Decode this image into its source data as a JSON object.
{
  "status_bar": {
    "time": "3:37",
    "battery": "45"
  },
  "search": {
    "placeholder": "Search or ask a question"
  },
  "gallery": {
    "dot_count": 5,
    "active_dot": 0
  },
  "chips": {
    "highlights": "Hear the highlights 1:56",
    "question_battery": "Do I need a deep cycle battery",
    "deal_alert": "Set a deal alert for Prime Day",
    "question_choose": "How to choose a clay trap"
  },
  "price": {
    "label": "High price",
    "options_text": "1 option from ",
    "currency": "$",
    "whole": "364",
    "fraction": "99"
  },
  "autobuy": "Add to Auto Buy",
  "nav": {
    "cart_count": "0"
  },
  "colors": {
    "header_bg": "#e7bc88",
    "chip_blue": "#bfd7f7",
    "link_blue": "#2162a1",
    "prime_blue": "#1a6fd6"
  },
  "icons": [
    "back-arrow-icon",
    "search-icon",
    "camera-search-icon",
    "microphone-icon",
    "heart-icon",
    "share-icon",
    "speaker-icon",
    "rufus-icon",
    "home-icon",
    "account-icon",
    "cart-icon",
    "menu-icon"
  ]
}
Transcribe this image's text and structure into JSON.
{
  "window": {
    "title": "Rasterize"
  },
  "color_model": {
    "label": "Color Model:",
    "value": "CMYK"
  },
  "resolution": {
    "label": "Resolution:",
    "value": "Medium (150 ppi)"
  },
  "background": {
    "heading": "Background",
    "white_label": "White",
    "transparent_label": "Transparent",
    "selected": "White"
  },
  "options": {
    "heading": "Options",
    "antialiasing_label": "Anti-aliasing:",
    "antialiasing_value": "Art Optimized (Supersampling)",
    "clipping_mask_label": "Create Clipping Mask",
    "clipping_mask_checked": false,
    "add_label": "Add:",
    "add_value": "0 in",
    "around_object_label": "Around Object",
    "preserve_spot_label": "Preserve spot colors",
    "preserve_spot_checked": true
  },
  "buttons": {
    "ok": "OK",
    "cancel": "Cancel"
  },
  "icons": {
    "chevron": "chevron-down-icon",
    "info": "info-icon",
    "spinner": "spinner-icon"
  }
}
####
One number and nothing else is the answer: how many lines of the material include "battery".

**RESULT FOR THIS TASK**
2